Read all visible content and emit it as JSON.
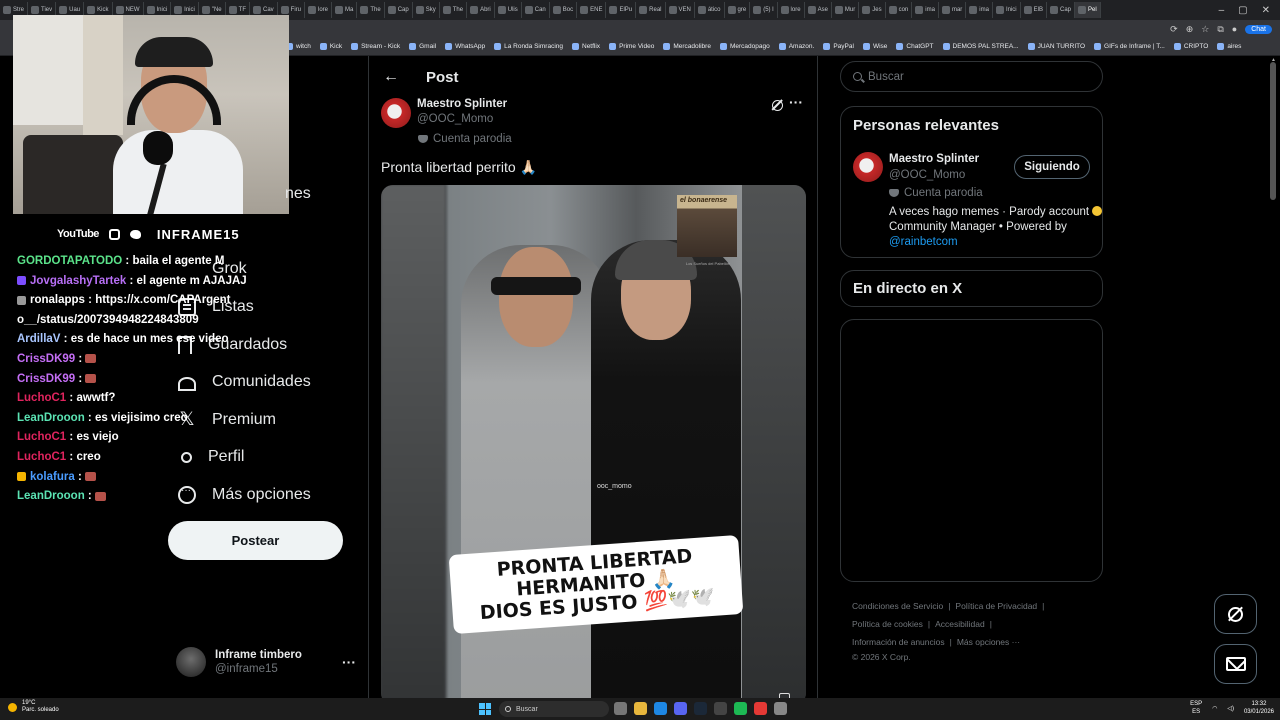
{
  "browser": {
    "tabs": [
      "Stre",
      "Tiev",
      "Uau",
      "Kick",
      "NEW",
      "Inici",
      "Inici",
      "\"Ne",
      "TF",
      "Cav",
      "Firu",
      "lore",
      "Ma",
      "The",
      "Cap",
      "Sky",
      "The",
      "Abri",
      "Ulis",
      "Can",
      "Boc",
      "ENE",
      "ElPu",
      "Real",
      "VEN",
      "ático",
      "gre",
      "(5) l",
      "lore",
      "Ase",
      "Mur",
      "Jes",
      "con",
      "ima",
      "mar",
      "ima",
      "Inici",
      "ElB",
      "Cap",
      "Pel"
    ],
    "chat_label": "Chat",
    "bookmarks": [
      "witch",
      "Kick",
      "Stream - Kick",
      "Gmail",
      "WhatsApp",
      "La Ronda Simracing",
      "Netflix",
      "Prime Video",
      "Mercadolibre",
      "Mercadopago",
      "Amazon.",
      "PayPal",
      "Wise",
      "ChatGPT",
      "DEMOS PAL STREA...",
      "JUAN TURRITO",
      "GIFs de Inframe | T...",
      "CRIPTO",
      "aires"
    ]
  },
  "stream": {
    "social": {
      "youtube": "YouTube",
      "channel": "INFRAME15"
    },
    "chat": [
      {
        "user": "GORDOTAPATODO",
        "color": "#5be38a",
        "text": "baila el agente M",
        "badge": ""
      },
      {
        "user": "JovgalashyTartek",
        "color": "#b76ff5",
        "text": "el agente m AJAJAJ",
        "badge": "#7c4dff"
      },
      {
        "user": "ronalapps",
        "color": "#ffffff",
        "text": "https://x.com/CAPArgento__/status/2007394948224843809",
        "badge": "#999999"
      },
      {
        "user": "ArdillaV",
        "color": "#a9c6ff",
        "text": "es de hace un mes ese video",
        "badge": ""
      },
      {
        "user": "CrissDK99",
        "color": "#c46ef5",
        "text": "",
        "badge": "",
        "emote": true
      },
      {
        "user": "CrissDK99",
        "color": "#c46ef5",
        "text": "",
        "badge": "",
        "emote": true
      },
      {
        "user": "LuchoC1",
        "color": "#e0245e",
        "text": "awwtf?",
        "badge": ""
      },
      {
        "user": "LeanDrooon",
        "color": "#5be3b3",
        "text": "es viejisimo creo",
        "badge": ""
      },
      {
        "user": "LuchoC1",
        "color": "#e0245e",
        "text": "es viejo",
        "badge": ""
      },
      {
        "user": "LuchoC1",
        "color": "#e0245e",
        "text": "creo",
        "badge": ""
      },
      {
        "user": "kolafura",
        "color": "#4a9cff",
        "text": "",
        "badge": "#f5b400",
        "emote": true
      },
      {
        "user": "LeanDrooon",
        "color": "#5be3b3",
        "text": "",
        "badge": "",
        "emote": true
      }
    ]
  },
  "nav": {
    "cut_text": "nes",
    "items": [
      "Grok",
      "Listas",
      "Guardados",
      "Comunidades",
      "Premium",
      "Perfil",
      "Más opciones"
    ],
    "post_button": "Postear",
    "account": {
      "name": "Inframe timbero",
      "handle": "@inframe15",
      "more": "···"
    }
  },
  "post": {
    "header_title": "Post",
    "back": "←",
    "author_name": "Maestro Splinter",
    "author_handle": "@OOC_Momo",
    "parody_label": "Cuenta parodia",
    "more": "···",
    "text": "Pronta libertad perrito 🙏🏻",
    "media": {
      "caption_line1": "PRONTA LIBERTAD HERMANITO 🙏🏻",
      "caption_line2": "DIOS ES JUSTO 💯🕊️🕊️",
      "watermark": "ooc_momo",
      "thumb_title": "el bonaerense",
      "thumb_sub": "Los Sueños del Pabellón"
    }
  },
  "sidebar": {
    "search_placeholder": "Buscar",
    "relevant_title": "Personas relevantes",
    "relevant": {
      "name": "Maestro Splinter",
      "handle": "@OOC_Momo",
      "parody": "Cuenta parodia",
      "bio_pre": "A veces hago memes · Parody account ",
      "bio_mid": " Community Manager • Powered by ",
      "bio_link": "@rainbetcom",
      "follow": "Siguiendo"
    },
    "live_title": "En directo en X",
    "footer": [
      "Condiciones de Servicio",
      "Política de Privacidad",
      "Política de cookies",
      "Accesibilidad",
      "Información de anuncios",
      "Más opciones ···",
      "© 2026 X Corp."
    ]
  },
  "taskbar": {
    "weather_temp": "19°C",
    "weather_desc": "Parc. soleado",
    "search": "Buscar",
    "lang1": "ESP",
    "lang2": "ES",
    "time": "13:32",
    "date": "03/01/2026"
  }
}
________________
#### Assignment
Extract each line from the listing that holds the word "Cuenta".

#### Response area
    "parody_label": "Cuenta parodia",
      "parody": "Cuenta parodia",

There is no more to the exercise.